**Task instructions:** Repeat each line of the records below exactly.

#####

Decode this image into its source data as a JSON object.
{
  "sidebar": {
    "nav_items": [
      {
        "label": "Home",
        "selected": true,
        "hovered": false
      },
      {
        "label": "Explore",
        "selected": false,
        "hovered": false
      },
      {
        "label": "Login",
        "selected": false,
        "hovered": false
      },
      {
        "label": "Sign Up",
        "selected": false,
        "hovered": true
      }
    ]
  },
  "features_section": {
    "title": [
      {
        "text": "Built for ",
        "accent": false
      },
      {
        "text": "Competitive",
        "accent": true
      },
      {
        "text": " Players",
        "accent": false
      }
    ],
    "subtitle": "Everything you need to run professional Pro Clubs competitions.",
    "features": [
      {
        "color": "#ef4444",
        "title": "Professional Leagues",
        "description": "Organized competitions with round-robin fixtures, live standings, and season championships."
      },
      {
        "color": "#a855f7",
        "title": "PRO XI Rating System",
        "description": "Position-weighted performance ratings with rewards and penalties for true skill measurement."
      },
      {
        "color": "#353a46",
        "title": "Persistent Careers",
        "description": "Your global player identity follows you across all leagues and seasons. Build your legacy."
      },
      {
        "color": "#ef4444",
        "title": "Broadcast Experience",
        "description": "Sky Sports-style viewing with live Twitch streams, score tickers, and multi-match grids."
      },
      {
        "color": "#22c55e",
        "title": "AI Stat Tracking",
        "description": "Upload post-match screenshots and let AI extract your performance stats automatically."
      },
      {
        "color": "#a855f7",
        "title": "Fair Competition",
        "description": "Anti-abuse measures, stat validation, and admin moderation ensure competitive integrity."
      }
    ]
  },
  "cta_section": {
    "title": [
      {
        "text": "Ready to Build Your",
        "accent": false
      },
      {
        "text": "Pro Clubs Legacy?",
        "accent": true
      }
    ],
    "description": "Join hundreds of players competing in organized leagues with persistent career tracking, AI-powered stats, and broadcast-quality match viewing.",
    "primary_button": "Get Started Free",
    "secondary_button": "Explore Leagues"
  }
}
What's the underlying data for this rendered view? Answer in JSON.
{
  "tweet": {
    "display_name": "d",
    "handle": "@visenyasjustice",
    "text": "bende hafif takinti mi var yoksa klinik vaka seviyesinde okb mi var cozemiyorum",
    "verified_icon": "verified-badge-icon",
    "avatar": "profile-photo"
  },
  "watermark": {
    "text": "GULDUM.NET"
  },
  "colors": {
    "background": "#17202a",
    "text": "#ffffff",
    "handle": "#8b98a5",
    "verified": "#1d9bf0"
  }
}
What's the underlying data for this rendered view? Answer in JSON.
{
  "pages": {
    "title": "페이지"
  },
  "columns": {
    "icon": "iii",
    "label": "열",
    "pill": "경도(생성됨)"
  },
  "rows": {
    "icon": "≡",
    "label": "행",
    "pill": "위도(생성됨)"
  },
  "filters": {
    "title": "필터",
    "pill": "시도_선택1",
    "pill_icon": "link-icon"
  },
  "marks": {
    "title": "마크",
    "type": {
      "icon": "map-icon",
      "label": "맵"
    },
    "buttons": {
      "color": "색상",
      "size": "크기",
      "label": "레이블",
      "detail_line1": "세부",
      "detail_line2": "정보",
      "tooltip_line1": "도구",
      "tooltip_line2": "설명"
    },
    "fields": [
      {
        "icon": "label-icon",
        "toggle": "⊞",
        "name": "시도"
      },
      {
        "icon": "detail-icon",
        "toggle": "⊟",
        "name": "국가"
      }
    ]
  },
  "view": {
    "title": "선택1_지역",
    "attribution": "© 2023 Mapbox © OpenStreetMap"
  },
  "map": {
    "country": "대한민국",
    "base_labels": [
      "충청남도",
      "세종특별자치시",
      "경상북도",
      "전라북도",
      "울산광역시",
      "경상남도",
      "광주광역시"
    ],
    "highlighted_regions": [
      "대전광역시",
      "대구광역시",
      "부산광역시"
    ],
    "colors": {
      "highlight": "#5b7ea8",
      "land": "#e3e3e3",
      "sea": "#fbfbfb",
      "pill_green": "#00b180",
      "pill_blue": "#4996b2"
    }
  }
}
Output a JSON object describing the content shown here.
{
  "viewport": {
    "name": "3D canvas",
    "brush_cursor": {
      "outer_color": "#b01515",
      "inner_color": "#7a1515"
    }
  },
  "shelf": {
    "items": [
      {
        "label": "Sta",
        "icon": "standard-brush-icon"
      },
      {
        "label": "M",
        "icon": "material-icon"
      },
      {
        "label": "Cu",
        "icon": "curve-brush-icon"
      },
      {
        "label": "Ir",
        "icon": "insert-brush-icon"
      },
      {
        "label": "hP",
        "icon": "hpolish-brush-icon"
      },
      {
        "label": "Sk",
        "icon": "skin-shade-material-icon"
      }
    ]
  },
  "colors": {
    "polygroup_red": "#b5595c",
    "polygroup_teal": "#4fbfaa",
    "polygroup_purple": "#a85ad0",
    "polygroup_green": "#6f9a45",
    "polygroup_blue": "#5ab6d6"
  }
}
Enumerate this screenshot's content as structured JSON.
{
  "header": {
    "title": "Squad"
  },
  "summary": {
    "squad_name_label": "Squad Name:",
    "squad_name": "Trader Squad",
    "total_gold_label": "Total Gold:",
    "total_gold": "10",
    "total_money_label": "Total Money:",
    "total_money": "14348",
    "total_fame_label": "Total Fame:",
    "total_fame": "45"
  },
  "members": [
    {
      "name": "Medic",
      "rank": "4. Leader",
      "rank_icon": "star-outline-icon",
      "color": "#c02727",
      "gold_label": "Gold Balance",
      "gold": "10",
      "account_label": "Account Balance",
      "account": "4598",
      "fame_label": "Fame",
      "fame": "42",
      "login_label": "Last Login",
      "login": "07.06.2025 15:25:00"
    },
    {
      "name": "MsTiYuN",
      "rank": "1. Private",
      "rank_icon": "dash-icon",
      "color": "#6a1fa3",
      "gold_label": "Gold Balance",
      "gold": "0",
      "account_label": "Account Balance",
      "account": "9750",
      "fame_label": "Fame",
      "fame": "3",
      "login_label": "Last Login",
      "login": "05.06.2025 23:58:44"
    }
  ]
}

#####

**Exercise response:**
Decode this image into its source data as a JSON object.
{
  "sidebar": {
    "nav_items": [
      {
        "label": "Home",
        "selected": true,
        "hovered": false
      },
      {
        "label": "Explore",
        "selected": false,
        "hovered": false
      },
      {
        "label": "Login",
        "selected": false,
        "hovered": false
      },
      {
        "label": "Sign Up",
        "selected": false,
        "hovered": true
      }
    ]
  },
  "features_section": {
    "title": [
      {
        "text": "Built for ",
        "accent": false
      },
      {
        "text": "Competitive",
        "accent": true
      },
      {
        "text": " Players",
        "accent": false
      }
    ],
    "subtitle": "Everything you need to run professional Pro Clubs competitions.",
    "features": [
      {
        "color": "#ef4444",
        "title": "Professional Leagues",
        "description": "Organized competitions with round-robin fixtures, live standings, and season championships."
      },
      {
        "color": "#a855f7",
        "title": "PRO XI Rating System",
        "description": "Position-weighted performance ratings with rewards and penalties for true skill measurement."
      },
      {
        "color": "#353a46",
        "title": "Persistent Careers",
        "description": "Your global player identity follows you across all leagues and seasons. Build your legacy."
      },
      {
        "color": "#ef4444",
        "title": "Broadcast Experience",
        "description": "Sky Sports-style viewing with live Twitch streams, score tickers, and multi-match grids."
      },
      {
        "color": "#22c55e",
        "title": "AI Stat Tracking",
        "description": "Upload post-match screenshots and let AI extract your performance stats automatically."
      },
      {
        "color": "#a855f7",
        "title": "Fair Competition",
        "description": "Anti-abuse measures, stat validation, and admin moderation ensure competitive integrity."
      }
    ]
  },
  "cta_section": {
    "title": [
      {
        "text": "Ready to Build Your",
        "accent": false
      },
      {
        "text": "Pro Clubs Legacy?",
        "accent": true
      }
    ],
    "description": "Join hundreds of players competing in organized leagues with persistent career tracking, AI-powered stats, and broadcast-quality match viewing.",
    "primary_button": "Get Started Free",
    "secondary_button": "Explore Leagues"
  }
}
What's the underlying data for this rendered view? Answer in JSON.
{
  "tweet": {
    "display_name": "d",
    "handle": "@visenyasjustice",
    "text": "bende hafif takinti mi var yoksa klinik vaka seviyesinde okb mi var cozemiyorum",
    "verified_icon": "verified-badge-icon",
    "avatar": "profile-photo"
  },
  "watermark": {
    "text": "GULDUM.NET"
  },
  "colors": {
    "background": "#17202a",
    "text": "#ffffff",
    "handle": "#8b98a5",
    "verified": "#1d9bf0"
  }
}
What's the underlying data for this rendered view? Answer in JSON.
{
  "pages": {
    "title": "페이지"
  },
  "columns": {
    "icon": "iii",
    "label": "열",
    "pill": "경도(생성됨)"
  },
  "rows": {
    "icon": "≡",
    "label": "행",
    "pill": "위도(생성됨)"
  },
  "filters": {
    "title": "필터",
    "pill": "시도_선택1",
    "pill_icon": "link-icon"
  },
  "marks": {
    "title": "마크",
    "type": {
      "icon": "map-icon",
      "label": "맵"
    },
    "buttons": {
      "color": "색상",
      "size": "크기",
      "label": "레이블",
      "detail_line1": "세부",
      "detail_line2": "정보",
      "tooltip_line1": "도구",
      "tooltip_line2": "설명"
    },
    "fields": [
      {
        "icon": "label-icon",
        "toggle": "⊞",
        "name": "시도"
      },
      {
        "icon": "detail-icon",
        "toggle": "⊟",
        "name": "국가"
      }
    ]
  },
  "view": {
    "title": "선택1_지역",
    "attribution": "© 2023 Mapbox © OpenStreetMap"
  },
  "map": {
    "country": "대한민국",
    "base_labels": [
      "충청남도",
      "세종특별자치시",
      "경상북도",
      "전라북도",
      "울산광역시",
      "경상남도",
      "광주광역시"
    ],
    "highlighted_regions": [
      "대전광역시",
      "대구광역시",
      "부산광역시"
    ],
    "colors": {
      "highlight": "#5b7ea8",
      "land": "#e3e3e3",
      "sea": "#fbfbfb",
      "pill_green": "#00b180",
      "pill_blue": "#4996b2"
    }
  }
}
Output a JSON object describing the content shown here.
{
  "viewport": {
    "name": "3D canvas",
    "brush_cursor": {
      "outer_color": "#b01515",
      "inner_color": "#7a1515"
    }
  },
  "shelf": {
    "items": [
      {
        "label": "Sta",
        "icon": "standard-brush-icon"
      },
      {
        "label": "M",
        "icon": "material-icon"
      },
      {
        "label": "Cu",
        "icon": "curve-brush-icon"
      },
      {
        "label": "Ir",
        "icon": "insert-brush-icon"
      },
      {
        "label": "hP",
        "icon": "hpolish-brush-icon"
      },
      {
        "label": "Sk",
        "icon": "skin-shade-material-icon"
      }
    ]
  },
  "colors": {
    "polygroup_red": "#b5595c",
    "polygroup_teal": "#4fbfaa",
    "polygroup_purple": "#a85ad0",
    "polygroup_green": "#6f9a45",
    "polygroup_blue": "#5ab6d6"
  }
}
Enumerate this screenshot's content as structured JSON.
{
  "header": {
    "title": "Squad"
  },
  "summary": {
    "squad_name_label": "Squad Name:",
    "squad_name": "Trader Squad",
    "total_gold_label": "Total Gold:",
    "total_gold": "10",
    "total_money_label": "Total Money:",
    "total_money": "14348",
    "total_fame_label": "Total Fame:",
    "total_fame": "45"
  },
  "members": [
    {
      "name": "Medic",
      "rank": "4. Leader",
      "rank_icon": "star-outline-icon",
      "color": "#c02727",
      "gold_label": "Gold Balance",
      "gold": "10",
      "account_label": "Account Balance",
      "account": "4598",
      "fame_label": "Fame",
      "fame": "42",
      "login_label": "Last Login",
      "login": "07.06.2025 15:25:00"
    },
    {
      "name": "MsTiYuN",
      "rank": "1. Private",
      "rank_icon": "dash-icon",
      "color": "#6a1fa3",
      "gold_label": "Gold Balance",
      "gold": "0",
      "account_label": "Account Balance",
      "account": "9750",
      "fame_label": "Fame",
      "fame": "3",
      "login_label": "Last Login",
      "login": "05.06.2025 23:58:44"
    }
  ]
}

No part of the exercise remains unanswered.